- Failure to pay rent in the amount agreed, and on time
- Keeping unauthorized pets in the premises
- Allowing people not authorized by the lease to live or stay on the premises
- Engaging in illegal activities at the premises
Filing an Unlawful Detainer Action
While the steps to filing an unlawful detainer action vary by jurisdiction, the basics are the same in most states. To initiate the eviction process, the property owner must provide the tenant a termination notice, which is usually a 3-day notice to pay or quit, or a 30-day notice to vacate the premises. Should the tenant remain in the premises after this notice has expired, the landlord must file an unlawful detainer complaint in the civil court where the property is located.
Once the document has been filed with the court, it must be personally served on the tenant. The tenant is required to file a written answer to the complaint with the court. If he fails to do so, the landlord is awarded a judgement for eviction by default. If the tenant does file an answer in the time limit provided, a hearing is scheduled which must be attended by both parties.
If the judge rules in favor of the landlord, a writ is issued giving the tenant an opportunity to move out on a voluntary basis. This is usually a short period of time, which may vary from 24 hours to 5 days. If the tenant still refuses to leave, law enforcement officials can physically remove him from the premises.
Tenant’s Belongings upon Forced Eviction
In the event an order for eviction is issued by the court, the tenant has only those few days granted to move out to dispose of his property.
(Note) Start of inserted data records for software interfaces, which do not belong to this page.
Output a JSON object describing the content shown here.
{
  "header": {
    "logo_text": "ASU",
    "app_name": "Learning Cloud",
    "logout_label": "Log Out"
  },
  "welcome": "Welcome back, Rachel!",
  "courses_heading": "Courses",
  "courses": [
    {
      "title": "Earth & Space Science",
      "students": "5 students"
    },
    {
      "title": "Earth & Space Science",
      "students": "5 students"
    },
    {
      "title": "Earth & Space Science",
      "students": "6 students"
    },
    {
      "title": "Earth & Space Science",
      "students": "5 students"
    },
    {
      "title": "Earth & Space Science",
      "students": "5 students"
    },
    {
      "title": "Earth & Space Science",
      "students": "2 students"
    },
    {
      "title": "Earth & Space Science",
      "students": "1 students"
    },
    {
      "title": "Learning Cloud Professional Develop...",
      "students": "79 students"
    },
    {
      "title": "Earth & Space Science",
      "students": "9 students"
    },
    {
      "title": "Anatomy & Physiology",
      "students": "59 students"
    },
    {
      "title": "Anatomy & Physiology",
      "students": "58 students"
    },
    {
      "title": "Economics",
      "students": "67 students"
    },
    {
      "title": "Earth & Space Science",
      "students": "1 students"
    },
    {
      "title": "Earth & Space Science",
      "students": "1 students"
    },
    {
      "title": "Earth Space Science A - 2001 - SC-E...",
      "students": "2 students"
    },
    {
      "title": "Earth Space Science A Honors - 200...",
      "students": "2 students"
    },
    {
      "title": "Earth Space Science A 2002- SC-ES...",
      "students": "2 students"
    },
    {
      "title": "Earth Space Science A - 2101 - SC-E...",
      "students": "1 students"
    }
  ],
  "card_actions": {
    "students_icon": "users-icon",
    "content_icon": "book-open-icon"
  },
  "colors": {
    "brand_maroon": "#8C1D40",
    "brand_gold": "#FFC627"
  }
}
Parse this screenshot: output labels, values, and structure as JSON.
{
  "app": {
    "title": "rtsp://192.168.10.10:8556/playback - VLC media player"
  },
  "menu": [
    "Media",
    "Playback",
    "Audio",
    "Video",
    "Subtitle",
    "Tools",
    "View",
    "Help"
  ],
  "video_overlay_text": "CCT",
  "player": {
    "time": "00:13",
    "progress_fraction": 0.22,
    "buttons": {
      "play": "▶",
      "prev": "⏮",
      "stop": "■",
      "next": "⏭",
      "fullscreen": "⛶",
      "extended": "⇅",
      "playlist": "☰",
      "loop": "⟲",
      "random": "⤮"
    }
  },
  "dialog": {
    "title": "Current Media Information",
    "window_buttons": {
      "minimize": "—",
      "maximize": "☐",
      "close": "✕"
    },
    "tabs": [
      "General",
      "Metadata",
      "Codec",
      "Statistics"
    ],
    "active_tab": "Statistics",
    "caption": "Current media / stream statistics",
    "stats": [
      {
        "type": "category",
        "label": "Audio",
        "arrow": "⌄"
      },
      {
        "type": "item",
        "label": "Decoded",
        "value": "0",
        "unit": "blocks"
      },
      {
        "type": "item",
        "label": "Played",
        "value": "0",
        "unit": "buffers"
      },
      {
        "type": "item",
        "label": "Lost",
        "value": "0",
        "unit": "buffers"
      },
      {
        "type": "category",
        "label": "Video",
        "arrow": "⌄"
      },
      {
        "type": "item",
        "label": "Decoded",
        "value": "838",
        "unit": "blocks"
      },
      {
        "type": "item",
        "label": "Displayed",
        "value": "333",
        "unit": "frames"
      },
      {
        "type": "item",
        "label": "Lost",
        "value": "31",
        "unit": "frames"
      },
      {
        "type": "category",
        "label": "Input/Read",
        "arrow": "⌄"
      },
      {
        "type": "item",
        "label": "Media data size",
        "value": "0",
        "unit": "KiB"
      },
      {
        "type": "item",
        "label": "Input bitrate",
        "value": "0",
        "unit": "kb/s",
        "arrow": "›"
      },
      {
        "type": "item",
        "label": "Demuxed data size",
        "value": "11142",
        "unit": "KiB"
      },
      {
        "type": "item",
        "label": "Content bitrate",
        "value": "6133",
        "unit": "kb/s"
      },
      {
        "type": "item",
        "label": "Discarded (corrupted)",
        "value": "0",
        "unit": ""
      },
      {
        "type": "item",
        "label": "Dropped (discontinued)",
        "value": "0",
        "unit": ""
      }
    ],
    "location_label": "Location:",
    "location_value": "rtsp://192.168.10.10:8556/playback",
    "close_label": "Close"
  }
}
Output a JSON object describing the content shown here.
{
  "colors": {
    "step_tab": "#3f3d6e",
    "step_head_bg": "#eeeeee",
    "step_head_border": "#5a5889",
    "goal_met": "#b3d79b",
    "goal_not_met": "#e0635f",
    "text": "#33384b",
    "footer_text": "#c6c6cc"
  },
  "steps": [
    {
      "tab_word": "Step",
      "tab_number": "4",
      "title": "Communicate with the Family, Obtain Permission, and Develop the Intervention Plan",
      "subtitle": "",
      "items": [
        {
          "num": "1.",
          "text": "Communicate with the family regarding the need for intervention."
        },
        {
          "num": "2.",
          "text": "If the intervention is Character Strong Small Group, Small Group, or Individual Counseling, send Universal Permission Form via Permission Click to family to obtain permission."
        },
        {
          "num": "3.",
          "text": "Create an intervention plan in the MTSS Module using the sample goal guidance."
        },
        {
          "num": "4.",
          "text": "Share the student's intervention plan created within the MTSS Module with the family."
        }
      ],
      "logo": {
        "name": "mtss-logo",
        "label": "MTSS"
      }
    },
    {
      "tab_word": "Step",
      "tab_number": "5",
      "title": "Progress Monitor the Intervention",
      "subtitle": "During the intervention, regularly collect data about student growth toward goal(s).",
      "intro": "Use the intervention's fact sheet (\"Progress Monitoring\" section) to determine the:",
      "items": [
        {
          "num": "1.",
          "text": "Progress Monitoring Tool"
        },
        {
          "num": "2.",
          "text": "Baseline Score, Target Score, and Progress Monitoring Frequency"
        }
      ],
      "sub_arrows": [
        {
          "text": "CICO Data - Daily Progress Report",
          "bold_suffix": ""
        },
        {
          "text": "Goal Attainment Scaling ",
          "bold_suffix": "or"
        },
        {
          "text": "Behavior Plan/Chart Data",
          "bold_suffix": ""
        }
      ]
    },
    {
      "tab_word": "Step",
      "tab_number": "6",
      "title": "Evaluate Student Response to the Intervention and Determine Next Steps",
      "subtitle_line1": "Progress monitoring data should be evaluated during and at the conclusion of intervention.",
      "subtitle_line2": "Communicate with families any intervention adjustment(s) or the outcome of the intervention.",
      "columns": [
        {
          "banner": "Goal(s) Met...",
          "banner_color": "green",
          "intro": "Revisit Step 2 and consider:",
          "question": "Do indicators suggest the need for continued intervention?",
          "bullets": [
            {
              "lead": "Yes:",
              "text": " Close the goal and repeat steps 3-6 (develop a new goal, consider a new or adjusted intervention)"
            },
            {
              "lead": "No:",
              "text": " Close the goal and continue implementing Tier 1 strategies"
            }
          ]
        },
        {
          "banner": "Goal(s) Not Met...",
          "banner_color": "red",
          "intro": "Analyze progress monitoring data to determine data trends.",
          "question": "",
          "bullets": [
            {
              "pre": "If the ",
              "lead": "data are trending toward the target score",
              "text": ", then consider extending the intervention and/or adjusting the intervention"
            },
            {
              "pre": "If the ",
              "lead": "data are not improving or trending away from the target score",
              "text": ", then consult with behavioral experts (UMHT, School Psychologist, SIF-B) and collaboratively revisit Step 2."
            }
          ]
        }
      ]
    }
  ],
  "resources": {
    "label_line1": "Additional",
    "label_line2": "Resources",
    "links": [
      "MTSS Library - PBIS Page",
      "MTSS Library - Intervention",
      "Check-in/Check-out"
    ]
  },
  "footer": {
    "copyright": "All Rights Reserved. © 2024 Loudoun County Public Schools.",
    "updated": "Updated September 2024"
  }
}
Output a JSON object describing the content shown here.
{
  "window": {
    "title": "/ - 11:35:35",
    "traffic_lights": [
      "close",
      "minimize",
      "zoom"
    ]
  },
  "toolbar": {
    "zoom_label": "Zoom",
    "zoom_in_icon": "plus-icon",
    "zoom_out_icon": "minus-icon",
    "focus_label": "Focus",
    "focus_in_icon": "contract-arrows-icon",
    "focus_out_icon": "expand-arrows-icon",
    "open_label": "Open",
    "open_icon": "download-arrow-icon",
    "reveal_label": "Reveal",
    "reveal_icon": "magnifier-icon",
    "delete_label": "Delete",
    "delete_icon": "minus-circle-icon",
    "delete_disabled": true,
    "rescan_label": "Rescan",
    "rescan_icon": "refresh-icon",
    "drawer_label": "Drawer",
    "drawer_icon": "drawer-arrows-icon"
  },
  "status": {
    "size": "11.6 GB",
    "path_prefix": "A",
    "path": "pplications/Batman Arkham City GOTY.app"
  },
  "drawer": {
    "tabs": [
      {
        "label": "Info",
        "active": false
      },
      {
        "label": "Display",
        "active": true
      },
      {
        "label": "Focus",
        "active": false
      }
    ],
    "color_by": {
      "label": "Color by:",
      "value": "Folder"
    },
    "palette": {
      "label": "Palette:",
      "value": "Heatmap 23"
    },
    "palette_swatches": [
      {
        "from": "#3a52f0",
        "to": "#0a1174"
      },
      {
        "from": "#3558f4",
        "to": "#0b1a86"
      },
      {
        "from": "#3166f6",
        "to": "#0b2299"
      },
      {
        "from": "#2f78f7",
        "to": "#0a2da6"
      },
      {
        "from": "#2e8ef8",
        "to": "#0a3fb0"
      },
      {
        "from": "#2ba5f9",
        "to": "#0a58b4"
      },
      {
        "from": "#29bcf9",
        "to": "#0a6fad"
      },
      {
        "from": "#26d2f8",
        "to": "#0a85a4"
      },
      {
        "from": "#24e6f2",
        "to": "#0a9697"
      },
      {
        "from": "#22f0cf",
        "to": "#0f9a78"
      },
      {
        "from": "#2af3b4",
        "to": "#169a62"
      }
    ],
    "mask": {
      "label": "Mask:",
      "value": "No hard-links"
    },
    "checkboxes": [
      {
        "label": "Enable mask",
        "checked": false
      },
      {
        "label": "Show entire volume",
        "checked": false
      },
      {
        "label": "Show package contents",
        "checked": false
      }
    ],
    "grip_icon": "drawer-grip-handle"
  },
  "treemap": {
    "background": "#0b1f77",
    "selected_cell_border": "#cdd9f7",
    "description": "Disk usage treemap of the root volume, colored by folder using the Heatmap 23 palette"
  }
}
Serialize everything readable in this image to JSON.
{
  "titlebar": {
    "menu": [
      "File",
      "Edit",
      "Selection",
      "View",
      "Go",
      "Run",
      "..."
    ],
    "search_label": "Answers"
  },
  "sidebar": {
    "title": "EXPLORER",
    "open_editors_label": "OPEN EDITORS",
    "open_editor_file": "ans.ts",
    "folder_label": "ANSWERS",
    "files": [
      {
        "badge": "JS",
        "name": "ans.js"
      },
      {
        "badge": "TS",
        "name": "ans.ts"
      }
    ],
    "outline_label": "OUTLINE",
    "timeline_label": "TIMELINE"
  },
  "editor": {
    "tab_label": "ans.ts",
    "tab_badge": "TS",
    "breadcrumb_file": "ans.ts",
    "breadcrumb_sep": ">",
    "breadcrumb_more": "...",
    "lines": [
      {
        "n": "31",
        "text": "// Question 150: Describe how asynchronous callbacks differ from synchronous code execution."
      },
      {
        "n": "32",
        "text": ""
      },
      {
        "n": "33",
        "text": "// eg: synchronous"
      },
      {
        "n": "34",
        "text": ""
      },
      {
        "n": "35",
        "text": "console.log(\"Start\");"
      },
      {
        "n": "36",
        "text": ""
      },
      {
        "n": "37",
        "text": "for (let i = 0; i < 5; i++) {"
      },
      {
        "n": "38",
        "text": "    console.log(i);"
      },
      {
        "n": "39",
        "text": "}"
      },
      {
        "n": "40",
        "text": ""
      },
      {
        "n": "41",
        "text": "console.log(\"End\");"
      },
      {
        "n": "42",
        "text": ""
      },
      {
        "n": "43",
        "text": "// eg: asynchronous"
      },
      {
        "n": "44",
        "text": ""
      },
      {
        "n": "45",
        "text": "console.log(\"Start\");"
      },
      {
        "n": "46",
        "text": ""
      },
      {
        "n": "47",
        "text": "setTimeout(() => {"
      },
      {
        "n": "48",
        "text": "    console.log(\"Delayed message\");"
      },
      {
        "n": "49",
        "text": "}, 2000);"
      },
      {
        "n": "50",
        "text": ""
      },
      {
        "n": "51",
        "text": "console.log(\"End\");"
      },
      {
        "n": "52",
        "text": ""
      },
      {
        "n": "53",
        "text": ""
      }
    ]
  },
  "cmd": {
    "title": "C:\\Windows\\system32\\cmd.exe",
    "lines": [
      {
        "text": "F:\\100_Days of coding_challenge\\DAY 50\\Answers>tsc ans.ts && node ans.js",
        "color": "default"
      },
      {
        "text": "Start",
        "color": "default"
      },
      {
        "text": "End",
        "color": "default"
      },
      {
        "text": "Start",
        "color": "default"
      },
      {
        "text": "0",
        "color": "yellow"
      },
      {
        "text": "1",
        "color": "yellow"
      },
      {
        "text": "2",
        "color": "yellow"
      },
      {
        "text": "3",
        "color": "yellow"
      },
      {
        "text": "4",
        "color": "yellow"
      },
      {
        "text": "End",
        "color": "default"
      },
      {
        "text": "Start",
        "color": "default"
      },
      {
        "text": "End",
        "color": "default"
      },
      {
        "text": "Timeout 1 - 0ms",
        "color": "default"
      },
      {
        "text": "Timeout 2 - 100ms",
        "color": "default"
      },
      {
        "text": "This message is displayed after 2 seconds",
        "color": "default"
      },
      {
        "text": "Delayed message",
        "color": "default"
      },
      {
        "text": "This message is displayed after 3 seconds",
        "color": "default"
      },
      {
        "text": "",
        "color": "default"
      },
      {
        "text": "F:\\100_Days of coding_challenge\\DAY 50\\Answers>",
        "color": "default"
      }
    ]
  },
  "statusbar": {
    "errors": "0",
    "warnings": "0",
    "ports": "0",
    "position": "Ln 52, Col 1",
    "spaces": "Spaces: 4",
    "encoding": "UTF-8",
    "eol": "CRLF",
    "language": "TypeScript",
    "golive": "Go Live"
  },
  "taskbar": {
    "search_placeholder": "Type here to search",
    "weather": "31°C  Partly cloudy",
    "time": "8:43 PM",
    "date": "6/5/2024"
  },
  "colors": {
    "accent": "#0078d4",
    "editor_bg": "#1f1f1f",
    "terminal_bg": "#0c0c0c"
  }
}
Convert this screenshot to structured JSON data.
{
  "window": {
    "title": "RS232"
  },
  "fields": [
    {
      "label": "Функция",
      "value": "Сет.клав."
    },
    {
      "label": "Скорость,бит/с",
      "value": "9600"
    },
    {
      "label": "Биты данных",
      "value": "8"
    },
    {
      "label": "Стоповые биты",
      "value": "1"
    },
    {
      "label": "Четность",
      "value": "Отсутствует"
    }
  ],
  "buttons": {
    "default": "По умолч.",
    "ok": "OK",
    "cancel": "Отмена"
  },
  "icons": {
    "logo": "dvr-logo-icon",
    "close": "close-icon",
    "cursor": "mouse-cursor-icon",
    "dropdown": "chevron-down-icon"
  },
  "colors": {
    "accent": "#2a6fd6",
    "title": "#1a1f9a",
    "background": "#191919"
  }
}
If the sheriff physically removes a tenant from a property, the personal property left in the residence is, in many jurisdictions, moved to a bonded storage facility. If the tenant wants his belongings back, he must pay the storage fees.
Unlawful Detainer Forms
Most courthouses provide unlawful detainer forms a landlord can use in order to file an eviction. These are available online in most jurisdictions. Unlawful detainer forms require specific information, including the names and addresses of both parties, the type of lease or rental contract involved, and what the landlord is requesting from the court, including payment of rent and damages. Because it is not uncommon for landlords to file unlawful detainer actions without an attorney, most courts provide instructions with their complaint forms to assist both landlords and tenants in completing the paperwork properly.
Sample Unlawful Detainer Form
While each state has its own complaints for filing an unlawful detainer action, California’s Judicial Council Form No. UD-100 may serve as an example. An experienced attorney can assist landlords in filling out unlawful detainer forms, or can defend a tenant against eviction.
Related Legal Terms and Issues
- Civil Lawsuit – A lawsuit brought about in court when one person claims to have suffered a loss due to the actions of another person.
- Damages – A monetary award in compensation for a financial loss, loss of or damage to personal or real property, or an injury.
- Defendant – A party against whom a lawsuit has been filed in civil court, or who has been accused of, or charged with, a crime or offense.
- Hearing – A proceeding before the court at which an issue of fact or law is heard, evidence presented, and a decision made.
- Jurisdiction – The legal authority to hear legal cases and make judgments; the geographical region of authority to enforce justice.
- Plaintiff – A person who brings a legal action against another person or entity, such as in a civil lawsuit, or criminal proceedings.
- Real Property – Land and property attached or fixed directly to the land, including buildings and structures.